START SOURCE DATA

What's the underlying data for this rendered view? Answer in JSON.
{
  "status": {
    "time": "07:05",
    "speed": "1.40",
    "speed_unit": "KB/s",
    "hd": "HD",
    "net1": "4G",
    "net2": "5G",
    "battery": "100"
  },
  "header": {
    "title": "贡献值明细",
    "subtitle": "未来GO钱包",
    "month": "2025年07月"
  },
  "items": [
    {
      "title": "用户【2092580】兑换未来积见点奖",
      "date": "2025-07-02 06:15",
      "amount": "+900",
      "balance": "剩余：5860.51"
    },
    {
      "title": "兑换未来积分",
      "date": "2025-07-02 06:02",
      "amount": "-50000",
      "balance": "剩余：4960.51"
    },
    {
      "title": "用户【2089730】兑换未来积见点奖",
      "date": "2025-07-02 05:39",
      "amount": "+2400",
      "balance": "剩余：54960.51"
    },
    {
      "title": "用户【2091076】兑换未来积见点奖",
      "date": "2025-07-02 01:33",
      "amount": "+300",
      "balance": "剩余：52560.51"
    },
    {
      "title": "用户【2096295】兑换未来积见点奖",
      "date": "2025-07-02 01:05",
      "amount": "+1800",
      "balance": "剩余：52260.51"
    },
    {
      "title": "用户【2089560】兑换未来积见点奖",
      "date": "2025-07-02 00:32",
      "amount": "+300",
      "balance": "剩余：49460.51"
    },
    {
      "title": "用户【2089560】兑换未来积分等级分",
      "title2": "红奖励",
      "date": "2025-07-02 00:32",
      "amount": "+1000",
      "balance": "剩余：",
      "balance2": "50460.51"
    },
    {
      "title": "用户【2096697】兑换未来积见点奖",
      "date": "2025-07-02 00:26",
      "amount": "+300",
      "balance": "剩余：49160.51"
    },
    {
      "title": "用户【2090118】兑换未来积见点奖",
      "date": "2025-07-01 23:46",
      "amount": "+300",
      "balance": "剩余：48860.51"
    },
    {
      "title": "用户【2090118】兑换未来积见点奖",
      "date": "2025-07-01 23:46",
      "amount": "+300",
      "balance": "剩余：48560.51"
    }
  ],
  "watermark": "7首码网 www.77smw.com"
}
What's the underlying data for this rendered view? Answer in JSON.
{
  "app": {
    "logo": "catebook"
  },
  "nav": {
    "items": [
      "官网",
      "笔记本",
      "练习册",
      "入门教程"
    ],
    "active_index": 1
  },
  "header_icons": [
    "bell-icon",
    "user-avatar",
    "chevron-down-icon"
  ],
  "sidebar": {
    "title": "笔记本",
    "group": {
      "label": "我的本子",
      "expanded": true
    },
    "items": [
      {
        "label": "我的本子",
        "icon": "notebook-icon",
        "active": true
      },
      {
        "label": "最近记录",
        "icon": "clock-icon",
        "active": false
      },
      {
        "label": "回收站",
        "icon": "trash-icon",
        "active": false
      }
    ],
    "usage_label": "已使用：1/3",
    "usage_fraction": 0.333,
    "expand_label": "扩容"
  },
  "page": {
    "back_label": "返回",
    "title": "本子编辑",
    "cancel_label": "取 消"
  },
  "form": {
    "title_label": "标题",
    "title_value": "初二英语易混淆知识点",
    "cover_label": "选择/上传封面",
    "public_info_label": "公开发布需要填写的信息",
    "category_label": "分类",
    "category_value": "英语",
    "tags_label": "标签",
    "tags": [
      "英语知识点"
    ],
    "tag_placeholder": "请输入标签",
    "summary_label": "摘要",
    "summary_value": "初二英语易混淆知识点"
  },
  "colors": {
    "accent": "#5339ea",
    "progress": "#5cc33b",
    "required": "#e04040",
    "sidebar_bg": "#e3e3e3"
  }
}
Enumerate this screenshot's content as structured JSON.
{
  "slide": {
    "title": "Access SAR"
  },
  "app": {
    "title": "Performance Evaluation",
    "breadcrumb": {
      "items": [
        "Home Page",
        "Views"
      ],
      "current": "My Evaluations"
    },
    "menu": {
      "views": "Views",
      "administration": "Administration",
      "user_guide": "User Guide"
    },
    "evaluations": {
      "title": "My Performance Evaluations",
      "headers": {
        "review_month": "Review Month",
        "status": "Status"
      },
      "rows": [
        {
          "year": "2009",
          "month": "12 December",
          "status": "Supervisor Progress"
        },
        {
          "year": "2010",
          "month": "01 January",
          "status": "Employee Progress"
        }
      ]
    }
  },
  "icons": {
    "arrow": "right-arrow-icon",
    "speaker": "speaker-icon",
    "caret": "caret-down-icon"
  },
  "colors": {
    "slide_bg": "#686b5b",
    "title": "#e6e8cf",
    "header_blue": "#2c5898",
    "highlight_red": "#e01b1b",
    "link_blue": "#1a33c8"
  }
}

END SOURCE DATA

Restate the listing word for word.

**WRITTEN ANSWER:**
What's the underlying data for this rendered view? Answer in JSON.
{
  "status": {
    "time": "07:05",
    "speed": "1.40",
    "speed_unit": "KB/s",
    "hd": "HD",
    "net1": "4G",
    "net2": "5G",
    "battery": "100"
  },
  "header": {
    "title": "贡献值明细",
    "subtitle": "未来GO钱包",
    "month": "2025年07月"
  },
  "items": [
    {
      "title": "用户【2092580】兑换未来积见点奖",
      "date": "2025-07-02 06:15",
      "amount": "+900",
      "balance": "剩余：5860.51"
    },
    {
      "title": "兑换未来积分",
      "date": "2025-07-02 06:02",
      "amount": "-50000",
      "balance": "剩余：4960.51"
    },
    {
      "title": "用户【2089730】兑换未来积见点奖",
      "date": "2025-07-02 05:39",
      "amount": "+2400",
      "balance": "剩余：54960.51"
    },
    {
      "title": "用户【2091076】兑换未来积见点奖",
      "date": "2025-07-02 01:33",
      "amount": "+300",
      "balance": "剩余：52560.51"
    },
    {
      "title": "用户【2096295】兑换未来积见点奖",
      "date": "2025-07-02 01:05",
      "amount": "+1800",
      "balance": "剩余：52260.51"
    },
    {
      "title": "用户【2089560】兑换未来积见点奖",
      "date": "2025-07-02 00:32",
      "amount": "+300",
      "balance": "剩余：49460.51"
    },
    {
      "title": "用户【2089560】兑换未来积分等级分",
      "title2": "红奖励",
      "date": "2025-07-02 00:32",
      "amount": "+1000",
      "balance": "剩余：",
      "balance2": "50460.51"
    },
    {
      "title": "用户【2096697】兑换未来积见点奖",
      "date": "2025-07-02 00:26",
      "amount": "+300",
      "balance": "剩余：49160.51"
    },
    {
      "title": "用户【2090118】兑换未来积见点奖",
      "date": "2025-07-01 23:46",
      "amount": "+300",
      "balance": "剩余：48860.51"
    },
    {
      "title": "用户【2090118】兑换未来积见点奖",
      "date": "2025-07-01 23:46",
      "amount": "+300",
      "balance": "剩余：48560.51"
    }
  ],
  "watermark": "7首码网 www.77smw.com"
}
What's the underlying data for this rendered view? Answer in JSON.
{
  "app": {
    "logo": "catebook"
  },
  "nav": {
    "items": [
      "官网",
      "笔记本",
      "练习册",
      "入门教程"
    ],
    "active_index": 1
  },
  "header_icons": [
    "bell-icon",
    "user-avatar",
    "chevron-down-icon"
  ],
  "sidebar": {
    "title": "笔记本",
    "group": {
      "label": "我的本子",
      "expanded": true
    },
    "items": [
      {
        "label": "我的本子",
        "icon": "notebook-icon",
        "active": true
      },
      {
        "label": "最近记录",
        "icon": "clock-icon",
        "active": false
      },
      {
        "label": "回收站",
        "icon": "trash-icon",
        "active": false
      }
    ],
    "usage_label": "已使用：1/3",
    "usage_fraction": 0.333,
    "expand_label": "扩容"
  },
  "page": {
    "back_label": "返回",
    "title": "本子编辑",
    "cancel_label": "取 消"
  },
  "form": {
    "title_label": "标题",
    "title_value": "初二英语易混淆知识点",
    "cover_label": "选择/上传封面",
    "public_info_label": "公开发布需要填写的信息",
    "category_label": "分类",
    "category_value": "英语",
    "tags_label": "标签",
    "tags": [
      "英语知识点"
    ],
    "tag_placeholder": "请输入标签",
    "summary_label": "摘要",
    "summary_value": "初二英语易混淆知识点"
  },
  "colors": {
    "accent": "#5339ea",
    "progress": "#5cc33b",
    "required": "#e04040",
    "sidebar_bg": "#e3e3e3"
  }
}
Enumerate this screenshot's content as structured JSON.
{
  "slide": {
    "title": "Access SAR"
  },
  "app": {
    "title": "Performance Evaluation",
    "breadcrumb": {
      "items": [
        "Home Page",
        "Views"
      ],
      "current": "My Evaluations"
    },
    "menu": {
      "views": "Views",
      "administration": "Administration",
      "user_guide": "User Guide"
    },
    "evaluations": {
      "title": "My Performance Evaluations",
      "headers": {
        "review_month": "Review Month",
        "status": "Status"
      },
      "rows": [
        {
          "year": "2009",
          "month": "12 December",
          "status": "Supervisor Progress"
        },
        {
          "year": "2010",
          "month": "01 January",
          "status": "Employee Progress"
        }
      ]
    }
  },
  "icons": {
    "arrow": "right-arrow-icon",
    "speaker": "speaker-icon",
    "caret": "caret-down-icon"
  },
  "colors": {
    "slide_bg": "#686b5b",
    "title": "#e6e8cf",
    "header_blue": "#2c5898",
    "highlight_red": "#e01b1b",
    "link_blue": "#1a33c8"
  }
}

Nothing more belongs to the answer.